I say that I am sex-positive to draw people in who are like-minded.
If I wasn't in music I would like to someday have a sex talk show between two friends. I'm going to be the old lady talking about what kind of vibrator to use on a television show. I am interested in getting rid of shame about perversions. I am interested in defining what consent is. I hope we are better at those conversations in both queer and heterosexual communities. I think communication is the key to sexual health and safety.
I want my art to break that boundary. When you are honest with your message there is an elegant way to show it. I would consider Madonna a sex positive artist and Janet Jackson as well, people who are not afraid of stigma around sex.
WCT: Describe your live performance.
KC: I go from being really intimate and personal to being a huge presentation. I have a character with a corset and a big tulle skirt to make a pop opera. I am working on visuals to really tie in with the music.
During one of the first songs that is a break up song about first lesbian lovers. It is about desperation. The visual is a sun setting in the water and there are moments when I dip into the water. There are things we thought about really hard for each song.
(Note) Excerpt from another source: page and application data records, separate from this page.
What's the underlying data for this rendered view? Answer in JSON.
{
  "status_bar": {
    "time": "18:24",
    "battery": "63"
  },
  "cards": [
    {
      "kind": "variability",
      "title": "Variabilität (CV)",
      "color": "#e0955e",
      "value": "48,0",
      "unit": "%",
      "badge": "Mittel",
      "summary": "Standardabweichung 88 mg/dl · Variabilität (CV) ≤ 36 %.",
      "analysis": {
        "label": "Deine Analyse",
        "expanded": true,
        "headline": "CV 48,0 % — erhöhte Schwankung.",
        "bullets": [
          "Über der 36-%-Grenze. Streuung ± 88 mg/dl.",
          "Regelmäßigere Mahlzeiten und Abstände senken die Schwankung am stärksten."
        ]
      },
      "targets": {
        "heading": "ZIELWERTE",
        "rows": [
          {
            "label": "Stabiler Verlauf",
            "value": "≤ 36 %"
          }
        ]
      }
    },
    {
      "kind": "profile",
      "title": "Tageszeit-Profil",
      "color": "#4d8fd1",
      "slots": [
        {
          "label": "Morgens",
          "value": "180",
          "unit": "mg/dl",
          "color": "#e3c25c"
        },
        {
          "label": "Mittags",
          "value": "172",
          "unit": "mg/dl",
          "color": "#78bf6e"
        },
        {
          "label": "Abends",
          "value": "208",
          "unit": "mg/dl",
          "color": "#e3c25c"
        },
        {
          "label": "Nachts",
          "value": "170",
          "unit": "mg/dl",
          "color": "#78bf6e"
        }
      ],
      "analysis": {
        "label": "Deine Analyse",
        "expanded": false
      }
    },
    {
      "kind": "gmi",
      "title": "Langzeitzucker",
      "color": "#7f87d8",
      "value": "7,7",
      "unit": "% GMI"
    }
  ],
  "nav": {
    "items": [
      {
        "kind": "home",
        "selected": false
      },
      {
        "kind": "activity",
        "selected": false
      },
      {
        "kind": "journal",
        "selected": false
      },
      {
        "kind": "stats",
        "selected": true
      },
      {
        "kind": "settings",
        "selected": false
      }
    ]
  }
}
There is a sexual song called "Make You Say My Name Again." There are visuals with flowers blooming, which is obviously a huge sexual metaphor.
WCT: Were there LGBT dancers in your video for "Wild Poppies?"
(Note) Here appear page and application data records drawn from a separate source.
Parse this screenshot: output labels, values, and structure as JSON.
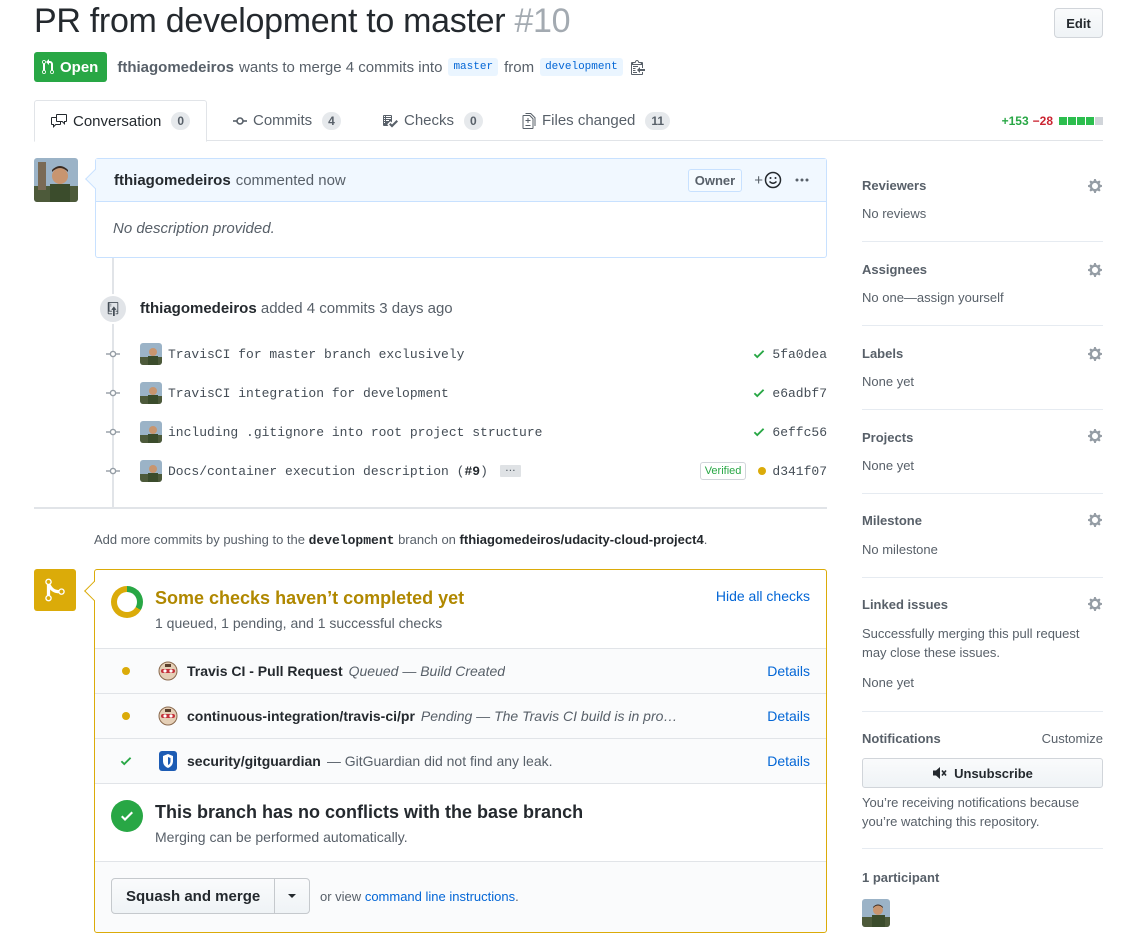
{
  "header": {
    "title": "PR from development to master",
    "number": "#10",
    "edit_label": "Edit",
    "state": "Open",
    "author": "fthiagomedeiros",
    "merge_text": "wants to merge 4 commits into",
    "base_branch": "master",
    "from_text": "from",
    "head_branch": "development"
  },
  "tabs": [
    {
      "label": "Conversation",
      "count": "0"
    },
    {
      "label": "Commits",
      "count": "4"
    },
    {
      "label": "Checks",
      "count": "0"
    },
    {
      "label": "Files changed",
      "count": "11"
    }
  ],
  "diffstat": {
    "additions": "+153",
    "deletions": "−28"
  },
  "comment": {
    "author": "fthiagomedeiros",
    "time": "commented now",
    "role": "Owner",
    "reaction_plus": "+",
    "body": "No description provided."
  },
  "push_event": {
    "author": "fthiagomedeiros",
    "text": "added 4 commits 3 days ago"
  },
  "commits": [
    {
      "message": "TravisCI for master branch exclusively",
      "sha": "5fa0dea",
      "status": "success"
    },
    {
      "message": "TravisCI integration for development",
      "sha": "e6adbf7",
      "status": "success"
    },
    {
      "message": "including .gitignore into root project structure",
      "sha": "6effc56",
      "status": "success"
    },
    {
      "message": "Docs/container execution description (",
      "pr_ref": "#9",
      "message_end": ")",
      "sha": "d341f07",
      "status": "pending",
      "verified": "Verified",
      "ellipsis": "…"
    }
  ],
  "push_hint": {
    "prefix": "Add more commits by pushing to the",
    "branch": "development",
    "middle": "branch on",
    "repo": "fthiagomedeiros/udacity-cloud-project4",
    "suffix": "."
  },
  "checks": {
    "title": "Some checks haven’t completed yet",
    "subtitle": "1 queued, 1 pending, and 1 successful checks",
    "hide_label": "Hide all checks",
    "items": [
      {
        "name": "Travis CI - Pull Request",
        "desc": "Queued — Build Created",
        "details": "Details",
        "status": "queued"
      },
      {
        "name": "continuous-integration/travis-ci/pr",
        "desc": "Pending — The Travis CI build is in progress",
        "details": "Details",
        "status": "pending"
      },
      {
        "name": "security/gitguardian",
        "desc": "— GitGuardian did not find any leak.",
        "details": "Details",
        "status": "success"
      }
    ]
  },
  "conflicts": {
    "title": "This branch has no conflicts with the base branch",
    "subtitle": "Merging can be performed automatically."
  },
  "merge": {
    "button_label": "Squash and merge",
    "or_view": "or view",
    "cli_link": "command line instructions",
    "period": "."
  },
  "sidebar": {
    "reviewers": {
      "title": "Reviewers",
      "value": "No reviews"
    },
    "assignees": {
      "title": "Assignees",
      "value": "No one—assign yourself"
    },
    "labels": {
      "title": "Labels",
      "value": "None yet"
    },
    "projects": {
      "title": "Projects",
      "value": "None yet"
    },
    "milestone": {
      "title": "Milestone",
      "value": "No milestone"
    },
    "linked_issues": {
      "title": "Linked issues",
      "desc": "Successfully merging this pull request may close these issues.",
      "value": "None yet"
    },
    "notifications": {
      "title": "Notifications",
      "customize": "Customize",
      "unsubscribe": "Unsubscribe",
      "reason": "You’re receiving notifications because you’re watching this repository."
    },
    "participants": {
      "title": "1 participant"
    }
  },
  "colors": {
    "open": "#28a745",
    "pending": "#dbab09",
    "link": "#0366d6",
    "deletion": "#cb2431"
  }
}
KC: Yes, pretty much everybody! [Laughs] They are my friends. I didn't put out a Craigslist ad to find gay people to dance for me. These are people I dance with on the regular. They got my vision and it was the most chill day ever, because just get each other's aesthetic.
It was really important for me to abolish the idea of gender in the video and to have everybody in their skirts. Those petticoats are not really women's skirts to me. They are the same as kilts. They are functional because they ground you to the floor. I have thick legs so I like really long skirts.
The point of it is about sexual awakening. The "I am blooming" line is a Dorothy reference going into a new world surrounded by people. I wanted the dancers to represent the characters taking me on that journey.
WCT: How did you wind up opening for LP?
KC: I could not be more excited. I put on a couple of shows in November. I had met some of her team in LA and hadn't heard of her yet. When I listened to her stuff I was so glad they found me. I couldn't be more honored to be accompanying her.
She represents strength and a women doing her thing!
WCT: Any new acting projects coming up?
KC: I had to turn down a couple of shows for the opportunity to tour. Music is short spurts and acting can be a 10 month commitment. I am auditioning for commercials here and there.
For the most part, I am trying to hit it with the music.
WCT: Have you been to Chicago before?
KC: I auditioned for the Lyric Opera five years ago. I was there for a day. This is my first time playing Chicago. This is my first tour ever so I am excited!
Look for LP and Cunning at Metro, 3730 N. Clark St., on Saturday, Feb. 24, with tickets and information at MetroChicago.com and KatCunning.com .